Excerpts from an interface dataset:

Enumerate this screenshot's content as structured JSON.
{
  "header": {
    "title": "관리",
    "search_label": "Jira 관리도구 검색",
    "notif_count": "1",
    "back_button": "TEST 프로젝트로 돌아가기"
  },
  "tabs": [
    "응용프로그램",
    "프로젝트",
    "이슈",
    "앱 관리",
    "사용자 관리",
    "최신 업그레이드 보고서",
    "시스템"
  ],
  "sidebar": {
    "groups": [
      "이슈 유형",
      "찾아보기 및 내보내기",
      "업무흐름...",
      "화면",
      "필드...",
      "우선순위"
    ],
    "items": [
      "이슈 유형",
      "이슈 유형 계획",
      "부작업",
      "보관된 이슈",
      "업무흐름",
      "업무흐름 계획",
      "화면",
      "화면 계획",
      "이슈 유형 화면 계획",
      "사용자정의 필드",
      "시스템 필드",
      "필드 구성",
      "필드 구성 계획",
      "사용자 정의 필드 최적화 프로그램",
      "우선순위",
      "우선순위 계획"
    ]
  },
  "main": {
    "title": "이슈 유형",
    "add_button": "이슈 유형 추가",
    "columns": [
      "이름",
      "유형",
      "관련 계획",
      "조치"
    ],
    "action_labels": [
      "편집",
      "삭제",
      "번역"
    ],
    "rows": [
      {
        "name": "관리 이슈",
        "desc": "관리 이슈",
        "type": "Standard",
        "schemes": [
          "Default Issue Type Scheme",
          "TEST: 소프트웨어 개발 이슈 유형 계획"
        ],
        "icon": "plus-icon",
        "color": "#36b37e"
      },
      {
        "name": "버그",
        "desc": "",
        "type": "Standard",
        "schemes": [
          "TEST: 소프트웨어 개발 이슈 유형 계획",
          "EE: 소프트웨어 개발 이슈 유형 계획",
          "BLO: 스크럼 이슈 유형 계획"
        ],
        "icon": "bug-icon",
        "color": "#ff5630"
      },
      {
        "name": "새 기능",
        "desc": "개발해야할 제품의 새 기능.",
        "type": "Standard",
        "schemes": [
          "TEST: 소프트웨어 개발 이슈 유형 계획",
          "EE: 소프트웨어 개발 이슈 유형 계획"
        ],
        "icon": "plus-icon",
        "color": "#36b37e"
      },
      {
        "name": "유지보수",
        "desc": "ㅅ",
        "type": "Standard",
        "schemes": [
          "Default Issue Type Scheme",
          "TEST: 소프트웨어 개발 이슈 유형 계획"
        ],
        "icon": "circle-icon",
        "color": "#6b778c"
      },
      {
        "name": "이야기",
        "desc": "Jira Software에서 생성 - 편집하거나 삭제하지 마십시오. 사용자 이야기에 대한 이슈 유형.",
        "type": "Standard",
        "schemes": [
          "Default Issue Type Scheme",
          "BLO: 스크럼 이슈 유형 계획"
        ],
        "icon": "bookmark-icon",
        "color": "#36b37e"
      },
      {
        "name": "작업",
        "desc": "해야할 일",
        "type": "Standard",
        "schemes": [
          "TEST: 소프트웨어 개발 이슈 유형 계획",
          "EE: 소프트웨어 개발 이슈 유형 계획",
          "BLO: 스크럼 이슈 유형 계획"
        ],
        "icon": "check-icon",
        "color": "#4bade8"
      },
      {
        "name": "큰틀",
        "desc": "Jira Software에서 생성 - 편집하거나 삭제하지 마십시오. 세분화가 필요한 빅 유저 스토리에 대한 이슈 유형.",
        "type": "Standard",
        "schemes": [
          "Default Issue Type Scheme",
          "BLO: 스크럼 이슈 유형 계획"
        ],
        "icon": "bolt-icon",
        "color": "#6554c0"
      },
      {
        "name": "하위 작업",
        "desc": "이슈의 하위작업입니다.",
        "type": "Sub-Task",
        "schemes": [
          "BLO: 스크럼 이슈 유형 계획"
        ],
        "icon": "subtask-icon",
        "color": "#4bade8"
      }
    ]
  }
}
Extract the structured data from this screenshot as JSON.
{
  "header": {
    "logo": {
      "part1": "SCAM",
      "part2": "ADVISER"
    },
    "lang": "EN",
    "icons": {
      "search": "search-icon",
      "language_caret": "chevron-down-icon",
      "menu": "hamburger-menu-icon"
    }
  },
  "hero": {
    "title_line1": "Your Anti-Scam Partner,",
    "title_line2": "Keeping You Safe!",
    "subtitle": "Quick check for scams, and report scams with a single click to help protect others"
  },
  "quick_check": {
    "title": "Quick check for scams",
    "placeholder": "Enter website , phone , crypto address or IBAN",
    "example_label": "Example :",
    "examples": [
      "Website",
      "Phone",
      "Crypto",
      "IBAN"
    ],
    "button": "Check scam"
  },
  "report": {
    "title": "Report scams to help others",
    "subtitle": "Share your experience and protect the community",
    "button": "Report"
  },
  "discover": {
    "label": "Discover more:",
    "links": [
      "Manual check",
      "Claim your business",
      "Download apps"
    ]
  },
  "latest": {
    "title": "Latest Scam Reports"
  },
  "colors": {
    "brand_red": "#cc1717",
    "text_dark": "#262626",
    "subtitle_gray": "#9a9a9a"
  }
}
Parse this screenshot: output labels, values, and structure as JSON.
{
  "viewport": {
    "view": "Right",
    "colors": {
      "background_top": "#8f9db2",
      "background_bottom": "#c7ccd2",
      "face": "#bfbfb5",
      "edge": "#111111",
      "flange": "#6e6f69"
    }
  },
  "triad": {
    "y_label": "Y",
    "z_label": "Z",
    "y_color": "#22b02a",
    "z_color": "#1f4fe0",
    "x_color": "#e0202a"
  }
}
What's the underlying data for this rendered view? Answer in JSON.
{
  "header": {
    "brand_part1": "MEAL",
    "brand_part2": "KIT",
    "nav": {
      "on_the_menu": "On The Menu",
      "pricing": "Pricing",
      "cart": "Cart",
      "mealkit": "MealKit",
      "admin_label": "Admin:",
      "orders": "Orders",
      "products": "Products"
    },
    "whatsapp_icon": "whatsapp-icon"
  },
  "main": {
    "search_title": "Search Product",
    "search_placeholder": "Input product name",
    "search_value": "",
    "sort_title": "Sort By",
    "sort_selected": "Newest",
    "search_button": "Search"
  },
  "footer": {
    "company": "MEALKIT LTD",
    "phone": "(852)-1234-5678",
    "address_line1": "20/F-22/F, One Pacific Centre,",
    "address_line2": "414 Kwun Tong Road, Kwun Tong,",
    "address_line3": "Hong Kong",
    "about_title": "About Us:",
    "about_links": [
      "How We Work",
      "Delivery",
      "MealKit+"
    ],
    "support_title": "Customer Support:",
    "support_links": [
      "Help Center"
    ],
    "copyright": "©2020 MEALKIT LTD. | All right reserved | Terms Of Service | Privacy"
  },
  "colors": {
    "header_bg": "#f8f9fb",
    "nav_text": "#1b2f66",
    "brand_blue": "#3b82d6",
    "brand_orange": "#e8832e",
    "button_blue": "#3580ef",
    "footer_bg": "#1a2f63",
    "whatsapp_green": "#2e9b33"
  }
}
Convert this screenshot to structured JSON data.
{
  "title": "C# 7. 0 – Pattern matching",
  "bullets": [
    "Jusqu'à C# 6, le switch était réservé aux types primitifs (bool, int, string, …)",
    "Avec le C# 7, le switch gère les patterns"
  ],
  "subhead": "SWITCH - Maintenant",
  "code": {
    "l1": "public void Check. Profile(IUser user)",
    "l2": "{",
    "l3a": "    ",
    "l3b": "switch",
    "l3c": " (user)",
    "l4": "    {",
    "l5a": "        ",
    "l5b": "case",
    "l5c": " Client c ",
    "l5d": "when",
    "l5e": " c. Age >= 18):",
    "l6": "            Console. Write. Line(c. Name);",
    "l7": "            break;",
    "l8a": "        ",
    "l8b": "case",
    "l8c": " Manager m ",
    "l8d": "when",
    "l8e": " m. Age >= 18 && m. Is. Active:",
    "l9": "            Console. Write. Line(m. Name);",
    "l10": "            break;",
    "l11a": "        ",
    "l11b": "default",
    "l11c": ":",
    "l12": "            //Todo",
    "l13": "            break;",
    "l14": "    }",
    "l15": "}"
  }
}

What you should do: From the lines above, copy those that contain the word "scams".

Completed exercise:
    "subtitle": "Quick check for scams, and report scams with a single click to help protect others"
    "title": "Quick check for scams",
    "title": "Report scams to help others",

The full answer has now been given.